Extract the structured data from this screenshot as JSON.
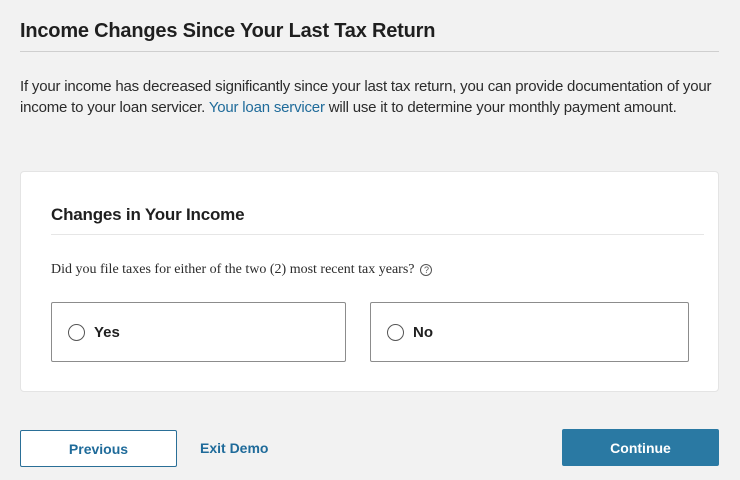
{
  "page": {
    "title": "Income Changes Since Your Last Tax Return",
    "intro_before_link": "If your income has decreased significantly since your last tax return, you can provide documentation of your income to your loan servicer. ",
    "intro_link": "Your loan servicer",
    "intro_after_link": " will use it to determine your monthly payment amount."
  },
  "card": {
    "title": "Changes in Your Income",
    "question": "Did you file taxes for either of the two (2) most recent tax years?",
    "help_icon": "question-circle-icon",
    "help_glyph": "?",
    "options": [
      {
        "label": "Yes",
        "selected": false
      },
      {
        "label": "No",
        "selected": false
      }
    ]
  },
  "footer": {
    "previous_label": "Previous",
    "exit_label": "Exit Demo",
    "continue_label": "Continue"
  },
  "colors": {
    "accent": "#2a79a3",
    "link": "#1f6b9a",
    "background": "#f2f2f2"
  }
}
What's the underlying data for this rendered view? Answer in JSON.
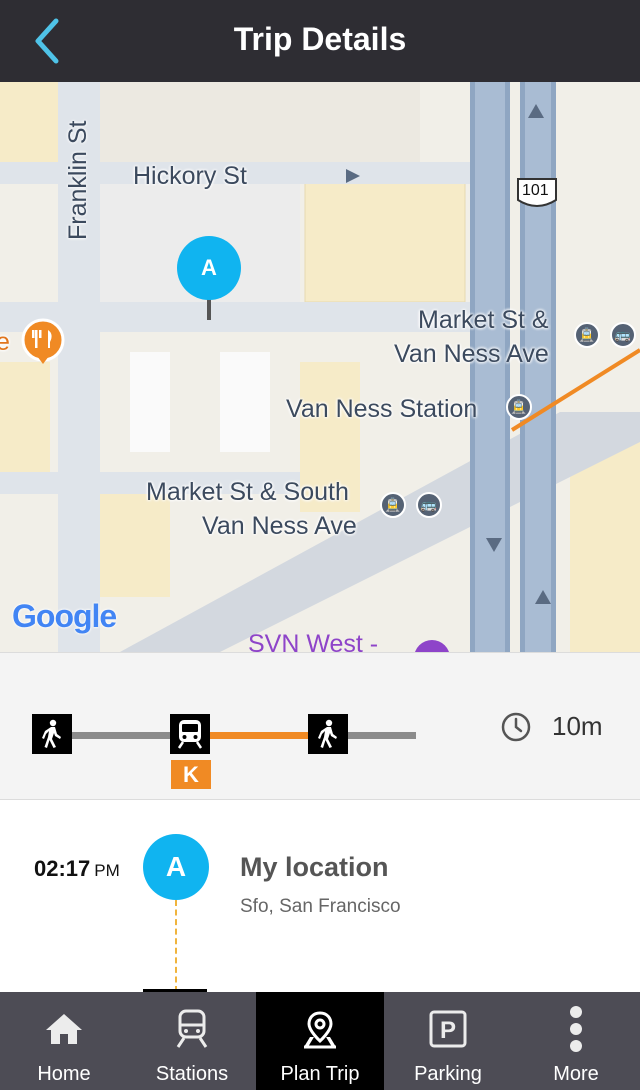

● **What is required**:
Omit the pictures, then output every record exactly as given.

● **Task output**:
Extract the structured data from this screenshot as JSON.
{
  "page": {
    "title": "Income Changes Since Your Last Tax Return",
    "intro_before_link": "If your income has decreased significantly since your last tax return, you can provide documentation of your income to your loan servicer. ",
    "intro_link": "Your loan servicer",
    "intro_after_link": " will use it to determine your monthly payment amount."
  },
  "card": {
    "title": "Changes in Your Income",
    "question": "Did you file taxes for either of the two (2) most recent tax years?",
    "help_icon": "question-circle-icon",
    "help_glyph": "?",
    "options": [
      {
        "label": "Yes",
        "selected": false
      },
      {
        "label": "No",
        "selected": false
      }
    ]
  },
  "footer": {
    "previous_label": "Previous",
    "exit_label": "Exit Demo",
    "continue_label": "Continue"
  },
  "colors": {
    "accent": "#2a79a3",
    "link": "#1f6b9a",
    "background": "#f2f2f2"
  }
}
What's the underlying data for this rendered view? Answer in JSON.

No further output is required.